EXERCISE OBJECTIVE.
Read the listing below and copy out every line that holds "this".

RECORDS TO PROCESS.

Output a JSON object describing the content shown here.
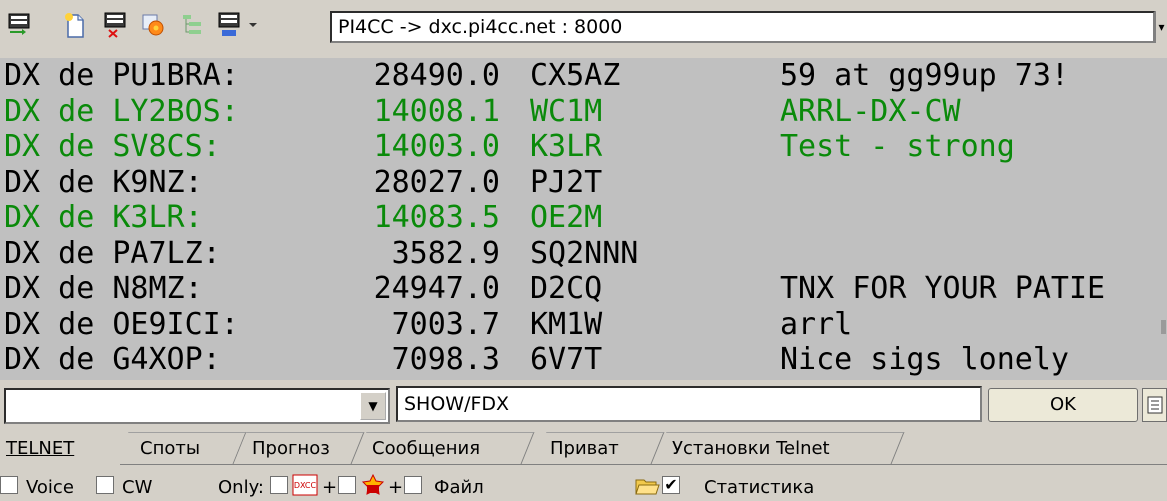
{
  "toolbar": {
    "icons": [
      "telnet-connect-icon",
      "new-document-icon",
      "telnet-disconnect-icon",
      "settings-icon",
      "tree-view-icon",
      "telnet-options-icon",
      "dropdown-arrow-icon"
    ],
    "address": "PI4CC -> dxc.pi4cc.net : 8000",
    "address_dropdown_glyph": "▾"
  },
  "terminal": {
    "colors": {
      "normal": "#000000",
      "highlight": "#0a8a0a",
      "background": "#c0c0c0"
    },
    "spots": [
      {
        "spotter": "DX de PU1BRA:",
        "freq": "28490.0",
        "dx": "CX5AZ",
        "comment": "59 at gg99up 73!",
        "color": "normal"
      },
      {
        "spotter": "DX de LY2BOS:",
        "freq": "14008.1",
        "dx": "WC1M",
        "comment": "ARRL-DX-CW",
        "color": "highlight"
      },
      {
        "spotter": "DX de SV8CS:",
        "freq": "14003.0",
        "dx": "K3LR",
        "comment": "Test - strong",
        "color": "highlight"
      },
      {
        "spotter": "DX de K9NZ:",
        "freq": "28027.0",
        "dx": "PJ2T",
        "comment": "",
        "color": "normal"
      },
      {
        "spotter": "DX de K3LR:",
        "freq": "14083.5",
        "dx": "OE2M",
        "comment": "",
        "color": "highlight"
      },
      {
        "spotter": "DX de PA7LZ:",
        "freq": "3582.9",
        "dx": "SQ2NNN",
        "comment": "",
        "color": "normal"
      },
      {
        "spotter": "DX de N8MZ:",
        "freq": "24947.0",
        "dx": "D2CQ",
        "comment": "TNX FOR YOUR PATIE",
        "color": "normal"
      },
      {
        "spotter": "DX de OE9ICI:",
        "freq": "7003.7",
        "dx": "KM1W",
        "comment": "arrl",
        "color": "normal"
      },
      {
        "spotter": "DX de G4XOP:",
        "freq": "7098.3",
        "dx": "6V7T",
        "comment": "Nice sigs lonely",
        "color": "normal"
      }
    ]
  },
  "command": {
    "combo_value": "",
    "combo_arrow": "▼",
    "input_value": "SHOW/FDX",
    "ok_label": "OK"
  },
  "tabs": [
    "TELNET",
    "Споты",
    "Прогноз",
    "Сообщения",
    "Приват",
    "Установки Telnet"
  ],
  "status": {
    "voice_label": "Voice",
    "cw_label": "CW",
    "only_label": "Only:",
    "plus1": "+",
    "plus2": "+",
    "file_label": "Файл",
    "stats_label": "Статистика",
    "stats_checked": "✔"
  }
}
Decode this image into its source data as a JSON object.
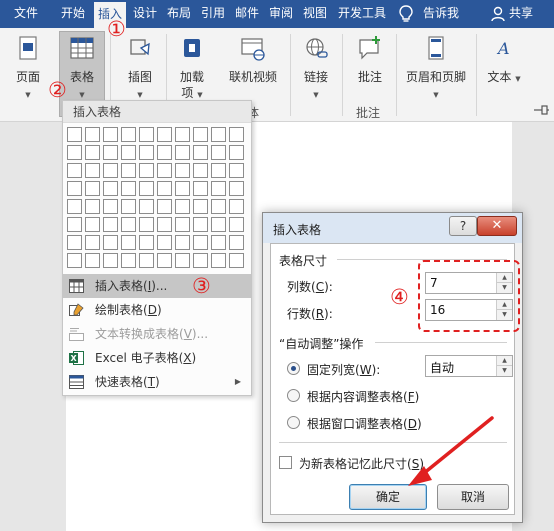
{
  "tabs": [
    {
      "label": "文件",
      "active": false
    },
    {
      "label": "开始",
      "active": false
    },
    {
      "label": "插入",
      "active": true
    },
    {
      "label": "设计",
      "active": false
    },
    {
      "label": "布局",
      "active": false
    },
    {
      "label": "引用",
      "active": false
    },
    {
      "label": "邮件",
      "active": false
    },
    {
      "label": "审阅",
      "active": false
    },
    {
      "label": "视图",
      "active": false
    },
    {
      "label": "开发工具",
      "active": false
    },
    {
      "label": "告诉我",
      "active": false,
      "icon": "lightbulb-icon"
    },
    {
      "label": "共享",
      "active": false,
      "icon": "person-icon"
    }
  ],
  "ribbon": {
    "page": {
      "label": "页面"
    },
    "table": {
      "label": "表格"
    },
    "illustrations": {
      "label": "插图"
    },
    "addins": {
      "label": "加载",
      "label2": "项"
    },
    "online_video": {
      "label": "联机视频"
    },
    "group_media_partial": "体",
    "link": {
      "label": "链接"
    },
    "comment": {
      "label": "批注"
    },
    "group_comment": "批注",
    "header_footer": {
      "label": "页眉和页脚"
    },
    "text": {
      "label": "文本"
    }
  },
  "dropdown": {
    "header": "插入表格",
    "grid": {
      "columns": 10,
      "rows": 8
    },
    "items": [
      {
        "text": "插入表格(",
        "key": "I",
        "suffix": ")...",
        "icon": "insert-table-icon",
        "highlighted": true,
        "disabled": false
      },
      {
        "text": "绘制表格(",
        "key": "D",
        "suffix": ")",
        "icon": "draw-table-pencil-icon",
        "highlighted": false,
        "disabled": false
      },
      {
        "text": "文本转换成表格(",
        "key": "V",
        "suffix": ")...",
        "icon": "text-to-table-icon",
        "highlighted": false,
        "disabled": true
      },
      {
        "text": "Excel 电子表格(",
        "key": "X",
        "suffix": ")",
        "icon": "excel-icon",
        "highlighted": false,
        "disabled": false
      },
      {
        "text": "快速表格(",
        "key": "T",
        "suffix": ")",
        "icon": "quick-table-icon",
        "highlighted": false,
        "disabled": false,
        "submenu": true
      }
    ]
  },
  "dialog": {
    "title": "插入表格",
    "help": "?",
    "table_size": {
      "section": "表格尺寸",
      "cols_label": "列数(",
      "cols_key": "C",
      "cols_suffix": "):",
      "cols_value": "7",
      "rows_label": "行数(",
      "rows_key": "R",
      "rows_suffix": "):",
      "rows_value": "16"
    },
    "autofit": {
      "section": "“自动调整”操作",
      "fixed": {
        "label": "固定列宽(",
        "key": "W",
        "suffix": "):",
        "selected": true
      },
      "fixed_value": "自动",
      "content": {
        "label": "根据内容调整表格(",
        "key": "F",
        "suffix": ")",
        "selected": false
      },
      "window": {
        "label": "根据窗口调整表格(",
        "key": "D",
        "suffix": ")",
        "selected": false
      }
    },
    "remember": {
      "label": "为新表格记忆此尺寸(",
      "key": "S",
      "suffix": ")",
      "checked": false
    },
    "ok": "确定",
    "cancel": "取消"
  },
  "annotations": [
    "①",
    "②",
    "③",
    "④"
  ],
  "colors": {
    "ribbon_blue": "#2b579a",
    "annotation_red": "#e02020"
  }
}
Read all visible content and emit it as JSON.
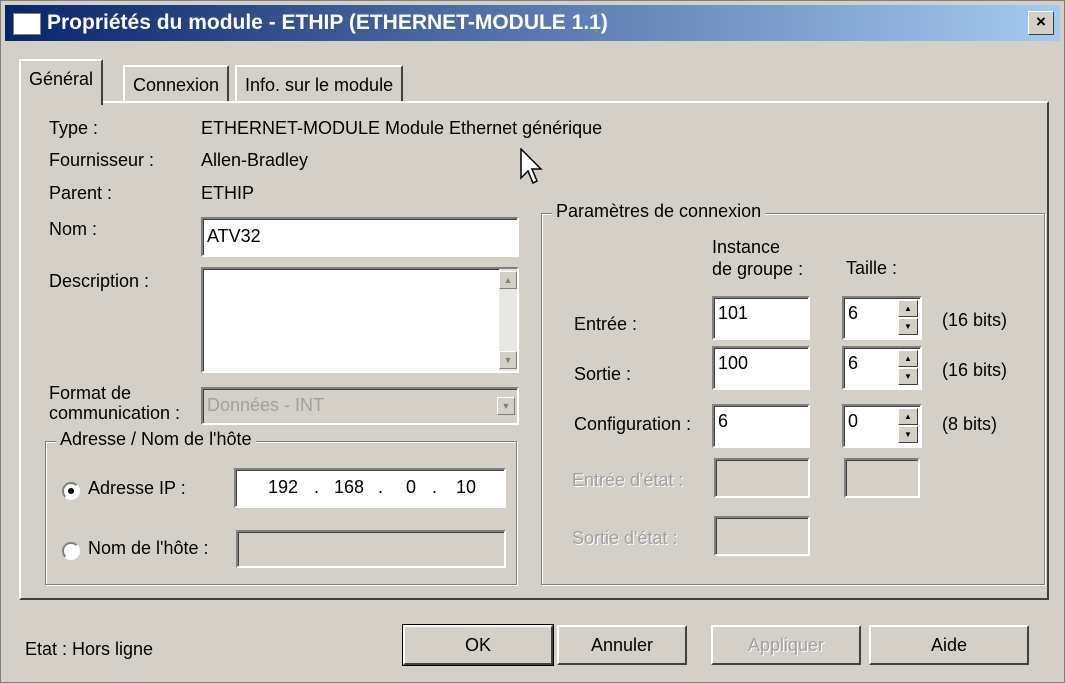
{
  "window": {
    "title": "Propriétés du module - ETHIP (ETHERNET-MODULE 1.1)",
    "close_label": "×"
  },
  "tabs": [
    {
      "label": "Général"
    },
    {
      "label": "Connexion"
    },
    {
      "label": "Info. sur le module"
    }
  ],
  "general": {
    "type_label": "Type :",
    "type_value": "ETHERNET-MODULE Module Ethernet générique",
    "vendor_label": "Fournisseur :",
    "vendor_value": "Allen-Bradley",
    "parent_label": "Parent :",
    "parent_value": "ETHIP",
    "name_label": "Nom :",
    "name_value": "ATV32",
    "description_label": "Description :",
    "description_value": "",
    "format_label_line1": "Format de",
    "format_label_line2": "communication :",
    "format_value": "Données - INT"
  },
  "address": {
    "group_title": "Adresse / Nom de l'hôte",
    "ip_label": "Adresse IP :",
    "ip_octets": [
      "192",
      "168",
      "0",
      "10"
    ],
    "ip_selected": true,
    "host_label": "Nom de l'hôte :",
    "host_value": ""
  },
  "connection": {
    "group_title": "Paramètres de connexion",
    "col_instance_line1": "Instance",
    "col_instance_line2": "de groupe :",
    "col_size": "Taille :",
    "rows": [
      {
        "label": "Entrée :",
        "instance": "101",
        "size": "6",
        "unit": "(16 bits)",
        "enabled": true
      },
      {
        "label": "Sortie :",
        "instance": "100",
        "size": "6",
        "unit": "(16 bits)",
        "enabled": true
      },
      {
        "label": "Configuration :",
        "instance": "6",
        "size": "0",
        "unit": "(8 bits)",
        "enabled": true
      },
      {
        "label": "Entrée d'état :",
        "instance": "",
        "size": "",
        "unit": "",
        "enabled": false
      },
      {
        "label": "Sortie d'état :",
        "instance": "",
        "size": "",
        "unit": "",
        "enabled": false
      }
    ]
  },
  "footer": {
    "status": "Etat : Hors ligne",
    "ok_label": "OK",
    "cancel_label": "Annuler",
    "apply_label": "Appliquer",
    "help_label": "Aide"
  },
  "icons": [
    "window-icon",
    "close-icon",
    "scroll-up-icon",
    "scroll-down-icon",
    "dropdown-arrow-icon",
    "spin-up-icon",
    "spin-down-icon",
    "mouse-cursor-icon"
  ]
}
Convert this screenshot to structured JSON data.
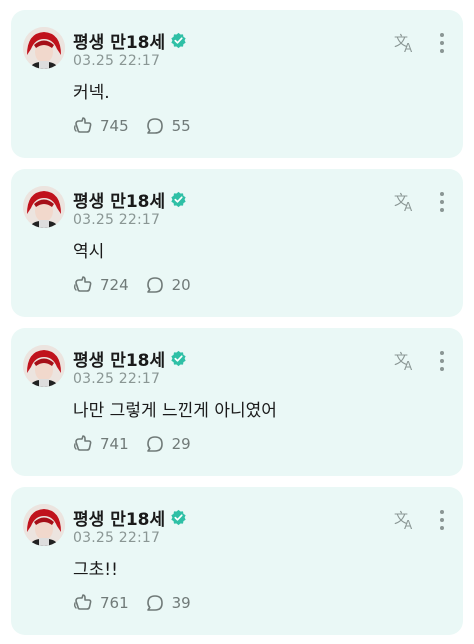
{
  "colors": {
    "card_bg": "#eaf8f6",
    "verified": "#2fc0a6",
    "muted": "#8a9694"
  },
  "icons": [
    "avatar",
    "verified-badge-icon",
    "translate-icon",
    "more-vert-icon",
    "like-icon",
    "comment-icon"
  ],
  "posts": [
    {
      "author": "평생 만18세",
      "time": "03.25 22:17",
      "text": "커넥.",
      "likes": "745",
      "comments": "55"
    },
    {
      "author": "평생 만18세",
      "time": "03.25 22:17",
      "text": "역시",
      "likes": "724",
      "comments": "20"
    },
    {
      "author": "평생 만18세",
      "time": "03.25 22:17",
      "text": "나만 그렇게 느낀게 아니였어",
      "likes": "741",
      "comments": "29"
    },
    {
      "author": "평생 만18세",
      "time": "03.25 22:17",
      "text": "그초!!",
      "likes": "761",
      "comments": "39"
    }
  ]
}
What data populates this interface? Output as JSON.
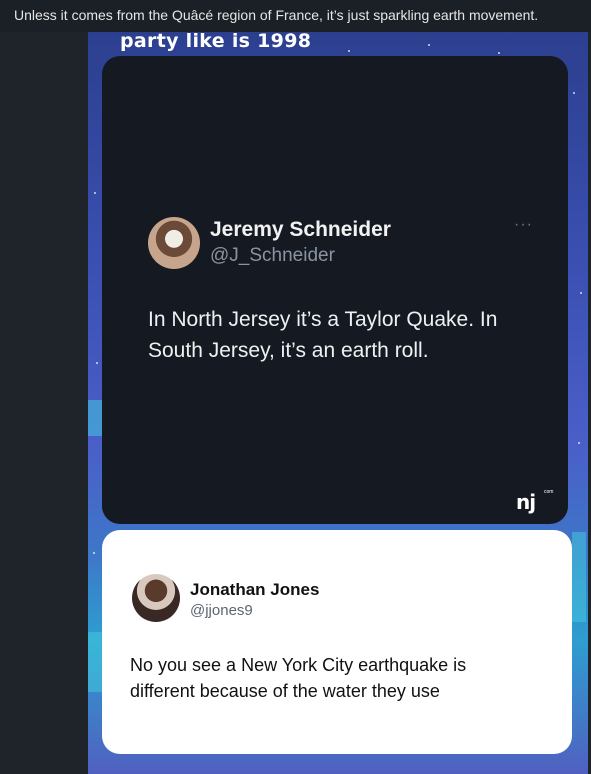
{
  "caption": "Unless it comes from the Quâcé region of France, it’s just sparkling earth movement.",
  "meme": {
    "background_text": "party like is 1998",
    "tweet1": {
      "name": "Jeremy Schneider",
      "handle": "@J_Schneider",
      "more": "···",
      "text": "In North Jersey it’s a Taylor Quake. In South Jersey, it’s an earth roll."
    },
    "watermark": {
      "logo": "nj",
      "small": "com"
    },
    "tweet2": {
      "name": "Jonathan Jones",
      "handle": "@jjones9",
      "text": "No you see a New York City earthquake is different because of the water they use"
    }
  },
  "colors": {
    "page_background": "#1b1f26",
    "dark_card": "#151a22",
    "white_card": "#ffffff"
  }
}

REPLY.
Decode this image into its source data as a JSON object.
Convert this screenshot to structured JSON data.
What data populates this interface? Output as JSON.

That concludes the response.